OR – YOU CAN DO ACTUAL NUMBERS AND MACROS AND FORMULAS IN EXCEL

OR GOOGLE SHEETS

 

HERE IS THE LINK FOR GOOGLE SHEETS ->

https://docs.google.com/spreadsheets/d/1k9BW460b8cTRSTFpl61k47Cg28xo4pOBCAx0V5n3FrM/edit?usp=sharing

yes, you can download in CSV format as well..

If you like to see numbers visually

see this graph

– GRAPH OF GROWTH MODELS –

 

IN SAAS growth MATTERS – AND IT MATTERS – A LOT

OR I GUESS SOME WOULD SAY – IT MATTERS THE MOST

The Increasing Growth Rates Of SaaS Companies

SaaS startups are growing faster than ever before. Publicly-traded SaaS companies founded from 2008 through 2014 needed 50% less time to reach $50M than their counterparts founded between 1998 and 2005. I stumbled across this trend when looking at a different chart used in my S-1 analyses that compares the time to $50M for each of the 51 or so publicly traded SaaS companies.

 

WIX IS SHOWN BELOW -in red

MY EYES AREN’T PERFECT -BUT I EYE BALLED IT – AND IT LOOKS LIKE- IT TOOK WIX – 7 YEARS – APPROX – SEVEN YEARS – TO HIT THE $50 M REVENUE COMPANY – WE R US –

 

colored the companies founded in the last ten years in red.

Newer SaaS companies grow faster.

82% of the companies to achieve $50M in revenue in under 8 years have been founded in the last decade.

Meanwhile, all of the companies requiring longer than 8 years were founded before 2004.

FORWARD MULTIPLES IN THE PUBLIC SAAS MARKET

forward_multiple_2017-08-21.png

We’ve seen quite a bit of volatility in the valuations of publicly traded software companies over the last 5 years. In 2014, the average software company traded at 7.7x forward revenues – the sum of projected revenues over the next 12 months. Two years later, that multiple dropped 57% to 3.3x. Today, we’re exactly where we were in 2013, at 5.4x, which is coincidentally, is the average over this time period.

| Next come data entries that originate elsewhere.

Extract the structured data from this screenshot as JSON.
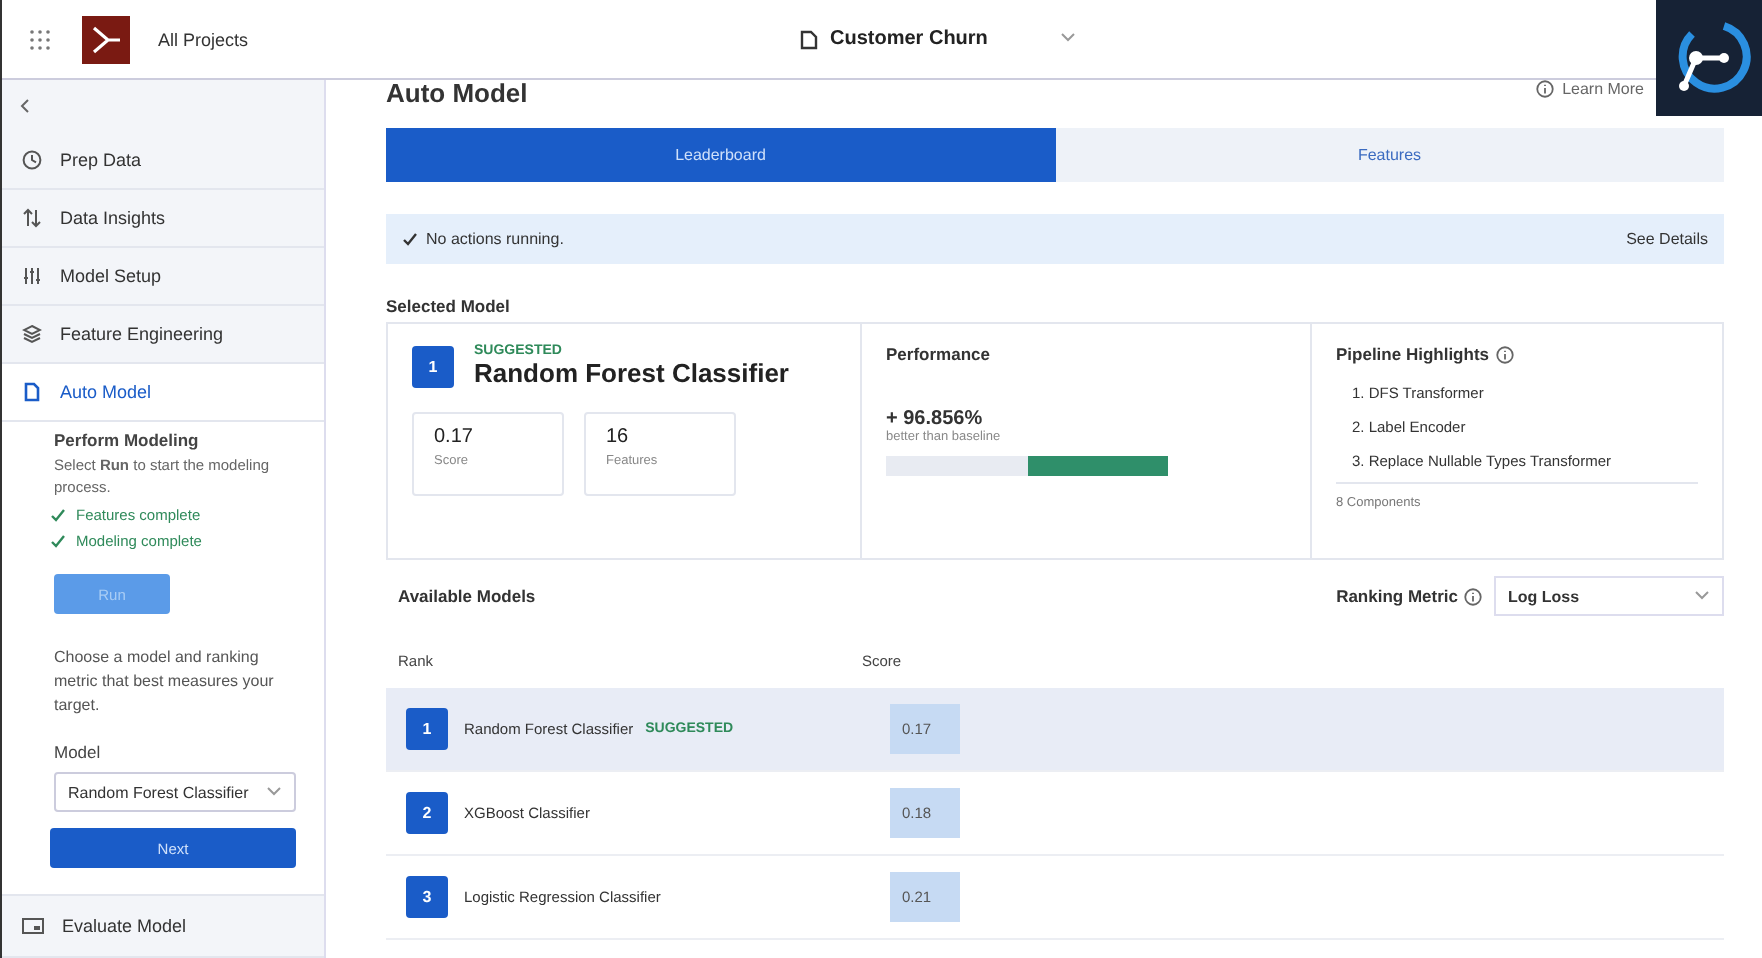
{
  "header": {
    "breadcrumb": "All Projects",
    "project": "Customer Churn"
  },
  "sidebar": {
    "items": [
      {
        "label": "Prep Data",
        "selected": false
      },
      {
        "label": "Data Insights",
        "selected": false
      },
      {
        "label": "Model Setup",
        "selected": false
      },
      {
        "label": "Feature Engineering",
        "selected": false
      },
      {
        "label": "Auto Model",
        "selected": true
      }
    ],
    "step": {
      "title": "Perform Modeling",
      "description": "Select **Run** to start the modeling process.",
      "checks": [
        {
          "label": "Features complete",
          "done": true
        },
        {
          "label": "Modeling complete",
          "done": true
        }
      ],
      "run_button": {
        "label": "Run",
        "disabled": true
      },
      "hint": "Choose a model and ranking metric that best measures your target.",
      "model_label": "Model",
      "model_value": "Random Forest Classifier",
      "next_button": "Next"
    },
    "footer_item": {
      "label": "Evaluate Model",
      "selected": false
    }
  },
  "page": {
    "title": "Auto Model",
    "learn_more": "Learn More"
  },
  "tabs": [
    {
      "label": "Leaderboard",
      "selected": true
    },
    {
      "label": "Features",
      "selected": false
    }
  ],
  "status": {
    "text": "No actions running.",
    "link": "See Details"
  },
  "selected_model": {
    "heading": "Selected Model",
    "rank": "1",
    "tag": "SUGGESTED",
    "name": "Random Forest Classifier",
    "stats": [
      {
        "value": "0.17",
        "label": "Score"
      },
      {
        "value": "16",
        "label": "Features"
      }
    ],
    "performance": {
      "title": "Performance",
      "value": "+ 96.856%",
      "caption": "better than baseline",
      "level": 0.5
    },
    "pipeline": {
      "title": "Pipeline Highlights",
      "steps": [
        "1. DFS Transformer",
        "2. Label Encoder",
        "3. Replace Nullable Types Transformer"
      ],
      "footer": "8 Components"
    }
  },
  "available_models": {
    "heading": "Available Models",
    "metric_label": "Ranking Metric",
    "metric_value": "Log Loss",
    "columns": [
      "Rank",
      "Score"
    ],
    "rows": [
      {
        "rank": "1",
        "name": "Random Forest Classifier",
        "tag": "SUGGESTED",
        "score": "0.17",
        "selected": true
      },
      {
        "rank": "2",
        "name": "XGBoost Classifier",
        "score": "0.18",
        "selected": false
      },
      {
        "rank": "3",
        "name": "Logistic Regression Classifier",
        "score": "0.21",
        "selected": false
      }
    ]
  }
}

distribution_forward_multiples_mid_2017.png

The average figure masks the substantial variance in forward muliples. By breaking out the multiples on a stock by stock basis, we expose the true distribution. Veeva (VEEV) tops the list at 11.6x forward while MobileIron plays cleanup at 1.5x.

multiple_change_mid_2017.png

In addition to the broad range of multiples, some of these businesses has seen tremendous volatility. HortonWorks and LivePerson have seen greater than 90% increases in forward multiples, while Zendesk and Twilio observed contractions of 32% and 64%.

forward_multiple_boxplot2017-08-21.png

Last, the box plot demonstrates that the majority of companies fit within a narrow band. But we are starting to see a handful more outliers, whose multiples are two standard deviations above the median. The red box indicates the range of companies between the 25th and 75th percentiles.

Overall, the data suggests that the median forward multiple of 5.5X is a good summary metric for long-term analysis of next generation software companies. But the distribution and the variances year-over-year indicate that there’s quite a bit of movement in forward multiples, depending on the particulars of each business.

This public market data mirrors to some extent of the behavior of the private market. Namely, while the forward multiple for most private SaaS companies has fallen in the last year or so, the most sought after businesses are commanding some of the highest multiples we’ve seen in 24 months.